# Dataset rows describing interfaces

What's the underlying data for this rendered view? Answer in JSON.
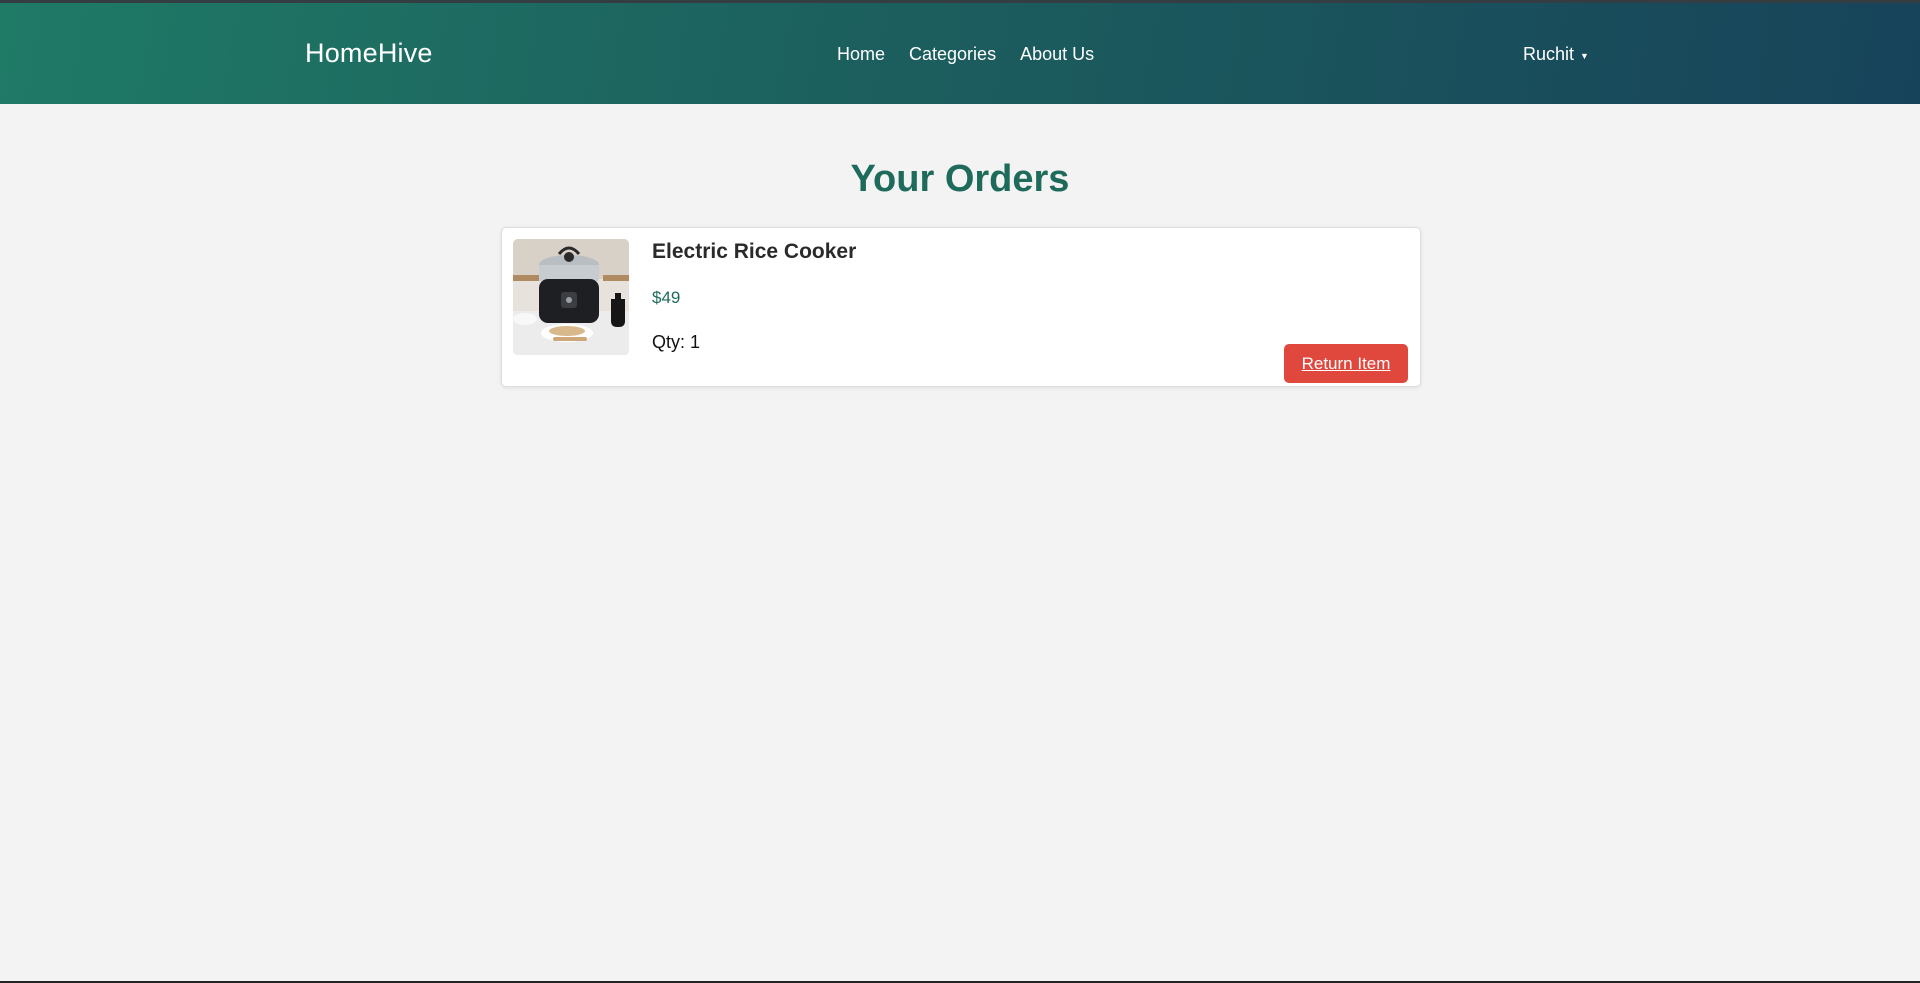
{
  "header": {
    "brand": "HomeHive",
    "nav": [
      {
        "label": "Home"
      },
      {
        "label": "Categories"
      },
      {
        "label": "About Us"
      }
    ],
    "user": {
      "name": "Ruchit",
      "menu_icon": "caret-down-icon"
    }
  },
  "page": {
    "title": "Your Orders"
  },
  "orders": [
    {
      "name": "Electric Rice Cooker",
      "price": "$49",
      "qty": "Qty: 1",
      "image_icon": "rice-cooker-image",
      "action_label": "Return Item"
    }
  ],
  "colors": {
    "header_gradient_start": "#1f7a66",
    "header_gradient_end": "#17435a",
    "title": "#1e6b5c",
    "price": "#1e6b5c",
    "return_button": "#e0473d",
    "background": "#f3f3f3"
  }
}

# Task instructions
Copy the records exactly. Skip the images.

# Task response
What's the underlying data for this rendered view? Answer in JSON.
{
  "header": {
    "brand": "HomeHive",
    "nav": [
      {
        "label": "Home"
      },
      {
        "label": "Categories"
      },
      {
        "label": "About Us"
      }
    ],
    "user": {
      "name": "Ruchit",
      "menu_icon": "caret-down-icon"
    }
  },
  "page": {
    "title": "Your Orders"
  },
  "orders": [
    {
      "name": "Electric Rice Cooker",
      "price": "$49",
      "qty": "Qty: 1",
      "image_icon": "rice-cooker-image",
      "action_label": "Return Item"
    }
  ],
  "colors": {
    "header_gradient_start": "#1f7a66",
    "header_gradient_end": "#17435a",
    "title": "#1e6b5c",
    "price": "#1e6b5c",
    "return_button": "#e0473d",
    "background": "#f3f3f3"
  }
}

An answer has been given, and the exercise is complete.